Problem details = Select all lines in the records that include "CURSOR".
########################################
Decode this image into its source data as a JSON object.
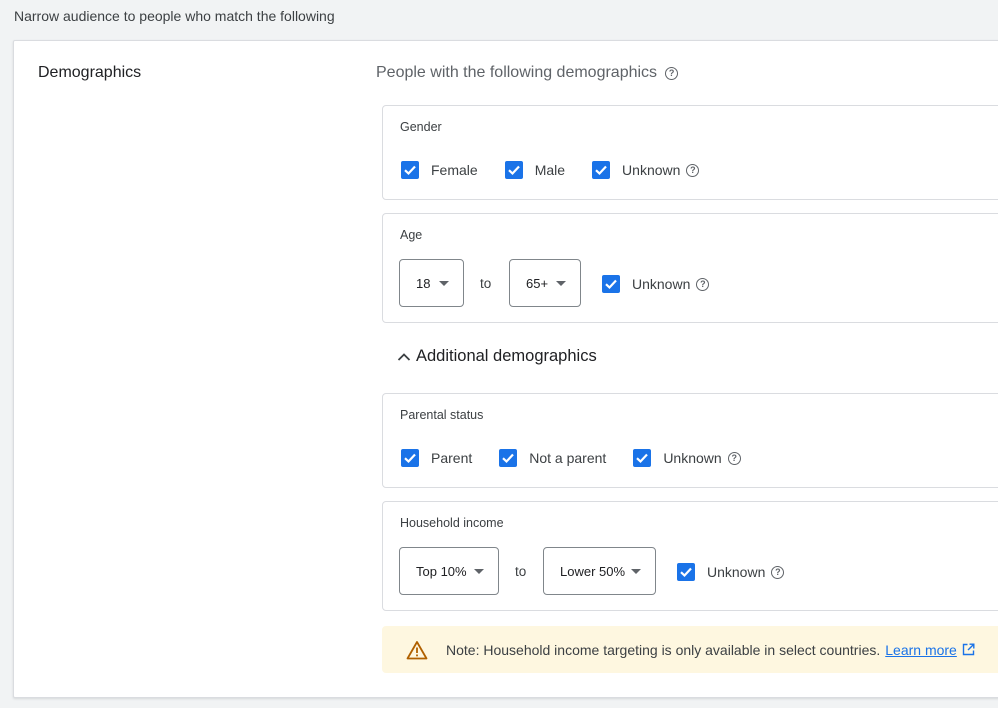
{
  "intro_text": "Narrow audience to people who match the following",
  "section": {
    "title": "Demographics",
    "heading": "People with the following demographics"
  },
  "gender": {
    "label": "Gender",
    "options": [
      {
        "label": "Female",
        "checked": true
      },
      {
        "label": "Male",
        "checked": true
      },
      {
        "label": "Unknown",
        "checked": true
      }
    ]
  },
  "age": {
    "label": "Age",
    "from": "18",
    "to_word": "to",
    "to": "65+",
    "unknown_label": "Unknown",
    "unknown_checked": true
  },
  "additional": {
    "title": "Additional demographics",
    "expanded": true
  },
  "parental": {
    "label": "Parental status",
    "options": [
      {
        "label": "Parent",
        "checked": true
      },
      {
        "label": "Not a parent",
        "checked": true
      },
      {
        "label": "Unknown",
        "checked": true
      }
    ]
  },
  "income": {
    "label": "Household income",
    "from": "Top 10%",
    "to_word": "to",
    "to": "Lower 50%",
    "unknown_label": "Unknown",
    "unknown_checked": true
  },
  "note": {
    "text": "Note: Household income targeting is only available in select countries.",
    "link": "Learn more"
  },
  "colors": {
    "accent": "#1a73e8",
    "warning": "#b06000",
    "note_bg": "#fef7e0"
  }
}
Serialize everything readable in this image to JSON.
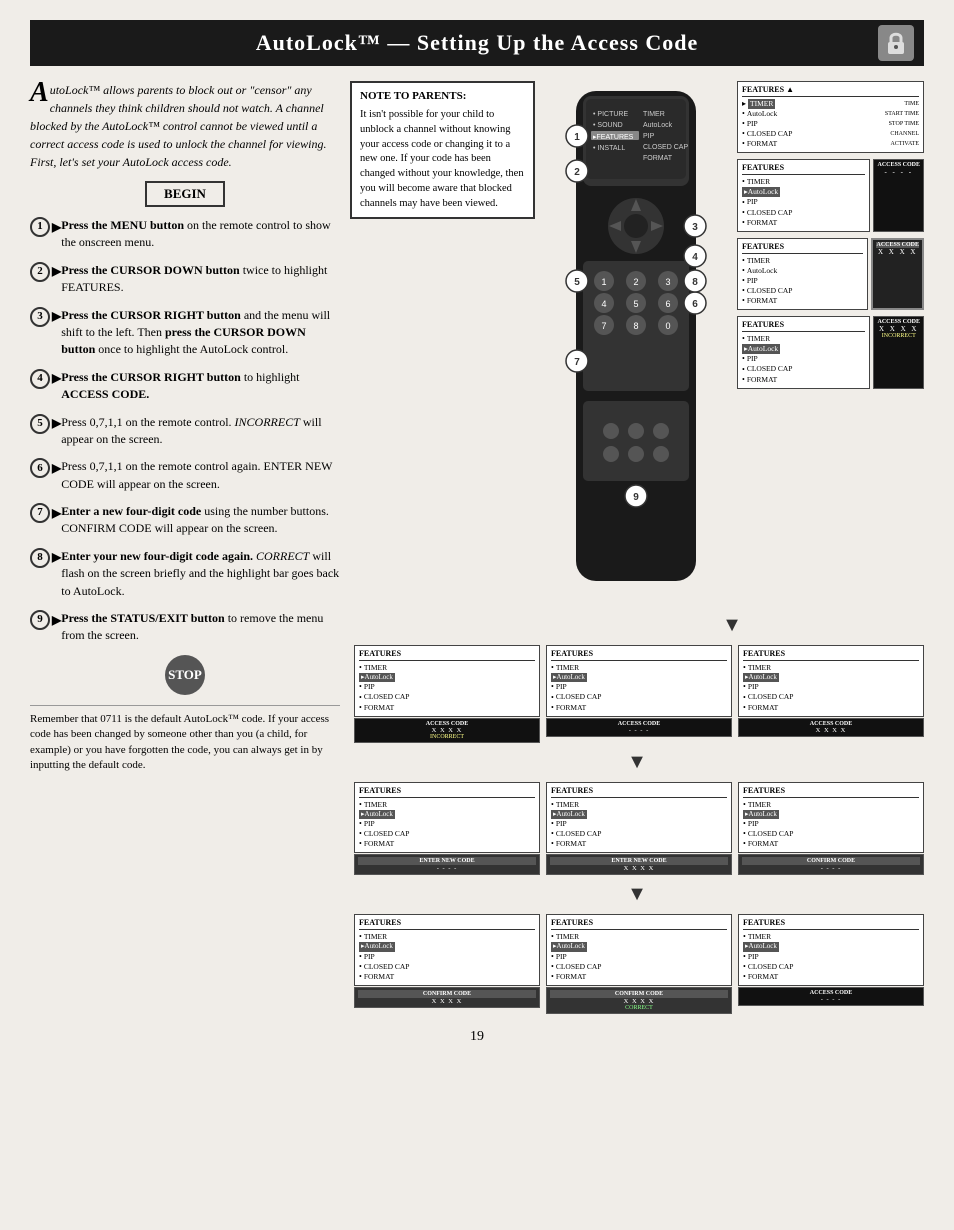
{
  "header": {
    "title": "AutoLock™ — Setting Up the Access Code"
  },
  "intro": {
    "text": "utoLock™ allows parents to block out or \"censor\" any channels they think children should not watch. A channel blocked by the AutoLock™ control cannot be viewed until a correct access code is used to unlock the channel for viewing. First, let's set your AutoLock access code.",
    "drop_cap": "A",
    "begin_label": "BEGIN"
  },
  "steps": [
    {
      "num": "1",
      "text": "Press the MENU button on the remote control to show the onscreen menu."
    },
    {
      "num": "2",
      "text": "Press the CURSOR DOWN button twice to highlight FEATURES."
    },
    {
      "num": "3",
      "text": "Press the CURSOR RIGHT button and the menu will shift to the left. Then press the CURSOR DOWN button once to highlight the AutoLock control."
    },
    {
      "num": "4",
      "text": "Press the CURSOR RIGHT button to highlight ACCESS CODE."
    },
    {
      "num": "5",
      "text": "Press 0,7,1,1 on the remote control. INCORRECT will appear on the screen."
    },
    {
      "num": "6",
      "text": "Press 0,7,1,1 on the remote control again. ENTER NEW CODE will appear on the screen."
    },
    {
      "num": "7",
      "text": "Enter a new four-digit code using the number buttons. CONFIRM CODE will appear on the screen."
    },
    {
      "num": "8",
      "text": "Enter your new four-digit code again. CORRECT will flash on the screen briefly and the highlight bar goes back to AutoLock."
    },
    {
      "num": "9",
      "text": "Press the STATUS/EXIT button to remove the menu from the screen."
    }
  ],
  "stop_label": "STOP",
  "footer_note": "Remember that 0711 is the default AutoLock™ code. If your access code has been changed by someone other than you (a child, for example) or you have forgotten the code, you can always get in by inputting the default code.",
  "note_to_parents": {
    "title": "NOTE TO PARENTS:",
    "text": "It isn't possible for your child to unblock a channel without knowing your access code or changing it to a new one. If your code has been changed without your knowledge, then you will become aware that blocked channels may have been viewed."
  },
  "panels": {
    "row1": {
      "label": "FEATURES",
      "items": [
        "TIMER",
        "AutoLock",
        "PIP",
        "CLOSED CAP",
        "FORMAT"
      ],
      "highlighted_item": "FEATURES",
      "right_panel": {
        "label": "FEATURES",
        "items": [
          "TIMER",
          "AutoLock",
          "PIP",
          "CLOSED CAP",
          "FORMAT"
        ],
        "right_labels": [
          "TIME",
          "START TIME",
          "STOP TIME",
          "CHANNEL",
          "ACTIVATE"
        ],
        "highlighted": "TIMER"
      }
    },
    "row2": {
      "label": "FEATURES",
      "items": [
        "TIMER",
        "AutoLock",
        "PIP",
        "CLOSED CAP",
        "FORMAT"
      ],
      "highlighted": "AutoLock",
      "code_label": "ACCESS CODE",
      "code_value": "- - - -"
    },
    "row3_left": {
      "label": "FEATURES",
      "items": [
        "TIMER",
        "AutoLock",
        "PIP",
        "CLOSED CAP",
        "FORMAT"
      ],
      "highlighted": "AutoLock",
      "code_label": "ACCESS CODE",
      "code_value": "X X X X",
      "code2": "INCORRECT"
    },
    "row3_mid": {
      "label": "FEATURES",
      "items": [
        "TIMER",
        "AutoLock",
        "PIP",
        "CLOSED CAP",
        "FORMAT"
      ],
      "code_label": "ACCESS CODE",
      "code_value": "- - - -"
    },
    "row3_right": {
      "label": "FEATURES",
      "items": [
        "TIMER",
        "AutoLock",
        "PIP",
        "CLOSED CAP",
        "FORMAT"
      ],
      "code_label": "ACCESS CODE",
      "code_value": "X X X X"
    },
    "row4_left": {
      "label": "FEATURES",
      "items": [
        "TIMER",
        "AutoLock",
        "PIP",
        "CLOSED CAP",
        "FORMAT"
      ],
      "code_label": "ENTER NEW CODE",
      "code_value": "- - - -"
    },
    "row4_mid": {
      "label": "FEATURES",
      "items": [
        "TIMER",
        "AutoLock",
        "PIP",
        "CLOSED CAP",
        "FORMAT"
      ],
      "code_label": "ENTER NEW CODE",
      "code_value": "X X X X"
    },
    "row4_right": {
      "label": "FEATURES",
      "items": [
        "TIMER",
        "AutoLock",
        "PIP",
        "CLOSED CAP",
        "FORMAT"
      ],
      "code_label": "CONFIRM CODE",
      "code_value": "- - - -"
    },
    "row5_left": {
      "label": "FEATURES",
      "items": [
        "TIMER",
        "AutoLock",
        "PIP",
        "CLOSED CAP",
        "FORMAT"
      ],
      "code_label": "CONFIRM CODE",
      "code_value": "X X X X"
    },
    "row5_mid": {
      "label": "FEATURES",
      "items": [
        "TIMER",
        "AutoLock",
        "PIP",
        "CLOSED CAP",
        "FORMAT"
      ],
      "code_label": "CONFIRM CODE",
      "code_value": "X X X X",
      "code2": "CORRECT"
    },
    "row5_right": {
      "label": "FEATURES",
      "items": [
        "TIMER",
        "AutoLock",
        "PIP",
        "CLOSED CAP",
        "FORMAT"
      ],
      "code_label": "ACCESS CODE",
      "code_value": "- - - -",
      "highlighted": "AutoLock"
    }
  },
  "page_number": "19",
  "remote": {
    "step_badges": [
      "1",
      "2",
      "3",
      "4",
      "5",
      "6",
      "7",
      "8",
      "9"
    ]
  }
}
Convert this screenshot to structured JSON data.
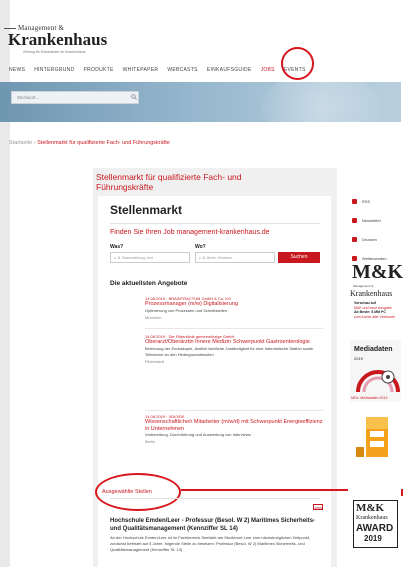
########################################
Written answer =
      "text": "Press the CURSOR DOWN button twice to highlight FEATURES."
      "text": "Press the CURSOR RIGHT button and the menu will shift to the left. Then press the CURSOR DOWN button once to highlight the AutoLock control."
      "text": "Press the CURSOR RIGHT button to highlight ACCESS CODE."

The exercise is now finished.